Various modifications may be made to the above described embodiments within the scope of the present invention. For example, in other embodiments the first telecommunication standard may be the standard known as IEEE 802.20. In other embodiments, the first telecommunication standard may be a standard used in cellular telephony (CDMA, GSM, or such like). In other embodiments, the second telecommunication standard may be 802.11b, 802.11g, or any other convenient standard.

In embodiments where BLUETOOTH® is used as the second communications standard, handsets may be permanently set to BLUETOOTH® discovery mode. Alternatively, a user can opt out of automatic registration with the registration station 14 by de-selecting discovery mode on the handset, thereby ensuring that all calls are routed from the base station 12 directly to the handset 34.

In other embodiments, the registration station 14 may be physically connected to a wide area network (such as the Internet) so that the first telecommunication standard is based on an Ethernet connection and/or Internet technologies. Alternatively, the registration station 14 may be coupled to a wide area network in addition to being coupled to the base station 12 by the first telecommunication standard.

In other embodiments, the mapping table may store different information than that described above, including more or fewer telephone numbers, and such like. The structure of the mapping table may be different to that described above.

In other embodiments, the mapping table 60 may be downloaded from the base station 12, or may store minimal information about each handset.

In other embodiments, the registration station 14 may be located in a vehicle, such as a car, an airplane, a ship, or a train. When the user enters the vehicle, the user's handset is automatically registered by the registration station 14 in the manner described above with reference to FIGS. 1 to 3. This provides a booster for the handsets to improve the signal quality.

In other embodiments, the facility 204 may comprise multiple buildings spread over a large geographic area.

In other embodiments, the handset 26 is used as a multi-media alarm in a closed environment. That is, in situations requiring prescribed action; all handset users are notified of a coded situation requiring action. Instruction sets for each handset holder could be customized to provide instruction in both audio and video. An example of the foregoing would be that when a computer server goes down, the communication system notifies the predetermined list of people charged with handling the situation. However, in contrast to a general alarm, the handsets of those on the list that are within the premises are registered with a router which is in communication with registration stations 14 or 210, therefore, the system can intelligently determine who to notify.
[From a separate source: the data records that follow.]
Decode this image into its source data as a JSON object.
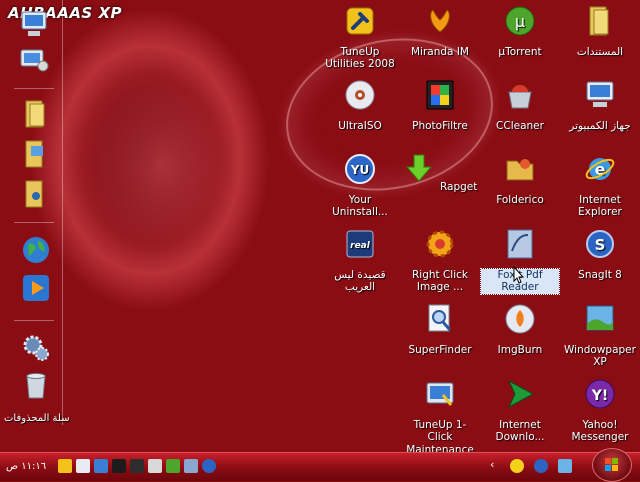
{
  "brand": "AHBAAAS XP",
  "recycle_bin_label": "سلة المحذوفات",
  "clock": "١١:١٦ ص",
  "icons": [
    {
      "label": "TuneUp Utilities 2008"
    },
    {
      "label": "Miranda IM"
    },
    {
      "label": "µTorrent"
    },
    {
      "label": "المستندات"
    },
    {
      "label": "UltraISO"
    },
    {
      "label": "PhotoFiltre"
    },
    {
      "label": "CCleaner"
    },
    {
      "label": "جهاز الكمبيوتر"
    },
    {
      "label": "Your Uninstall..."
    },
    {
      "label": "Rapget"
    },
    {
      "label": "Folderico"
    },
    {
      "label": "Internet Explorer"
    },
    {
      "label": "قصيدة ليس العريب"
    },
    {
      "label": "Right Click Image ..."
    },
    {
      "label": "Foxit Pdf Reader"
    },
    {
      "label": "SnagIt 8"
    },
    {
      "label": "SuperFinder"
    },
    {
      "label": "ImgBurn"
    },
    {
      "label": "Windowpaper XP"
    },
    {
      "label": "TuneUp 1-Click Maintenance"
    },
    {
      "label": "Internet Downlo..."
    },
    {
      "label": "Yahoo! Messenger"
    }
  ],
  "colors": {
    "desktop": "#8a0d14",
    "taskbar": "#a8121b",
    "selection": "#d8e6f8"
  }
}
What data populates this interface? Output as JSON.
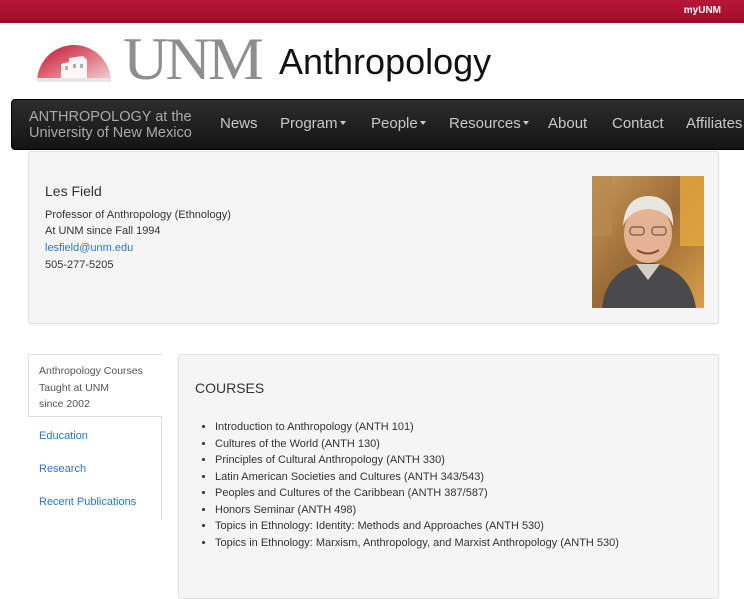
{
  "topbar": {
    "link": "myUNM"
  },
  "logo": {
    "unm": "UNM",
    "department": "Anthropology"
  },
  "nav": {
    "brand_line1": "ANTHROPOLOGY at the",
    "brand_line2": "University of New Mexico",
    "items": [
      {
        "label": "News",
        "dropdown": false
      },
      {
        "label": "Program",
        "dropdown": true
      },
      {
        "label": "People",
        "dropdown": true
      },
      {
        "label": "Resources",
        "dropdown": true
      },
      {
        "label": "About",
        "dropdown": false
      },
      {
        "label": "Contact",
        "dropdown": false
      },
      {
        "label": "Affiliates",
        "dropdown": false
      }
    ]
  },
  "profile": {
    "name": "Les Field",
    "title": "Professor of Anthropology (Ethnology)",
    "since": "At UNM since Fall 1994",
    "email": "lesfield@unm.edu",
    "phone": "505-277-5205"
  },
  "sidebar": {
    "active_line1": "Anthropology Courses",
    "active_line2": "Taught at UNM",
    "active_line3": "since 2002",
    "links": [
      "Education",
      "Research",
      "Recent Publications"
    ]
  },
  "courses": {
    "title": "COURSES",
    "items": [
      "Introduction to Anthropology (ANTH 101)",
      "Cultures of the World (ANTH 130)",
      "Principles of Cultural Anthropology (ANTH 330)",
      "Latin American Societies and Cultures (ANTH 343/543)",
      "Peoples and Cultures of the Caribbean (ANTH 387/587)",
      "Honors Seminar (ANTH 498)",
      "Topics in Ethnology: Identity: Methods and Approaches (ANTH 530)",
      "Topics in Ethnology: Marxism, Anthropology, and Marxist Anthropology (ANTH 530)"
    ]
  },
  "colors": {
    "topbar": "#ba0c2f",
    "navbar": "#1e1e1e",
    "link": "#2a77c6",
    "panel": "#f5f5f5"
  }
}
In still other embodiments, the handset may use IP TV to allow the handset to act as a television receiver. In this embodiment, the handset may be a cell phone, a portable television or may be a set top box dedicated to a television for providing TV signals thereon. In the same manner, an addition of a digital camera to the phone allows for for bi-directional video and audio communication.

Having described methods, apparatuses and articles of manufacture for extracting value from a large portfolio of assets, it is believed that other modifications, variations and changes will be suggested to those skilled in the art in view of the teachings set forth herein. It is therefore to be understood that all such variations, modifications and changes are believed to fall within the scope of the present invention. Although specific terms are employed herein, they are used in their ordinary and accustomed manner only, unless expressly defined differently herein, and not for purposes of limitation.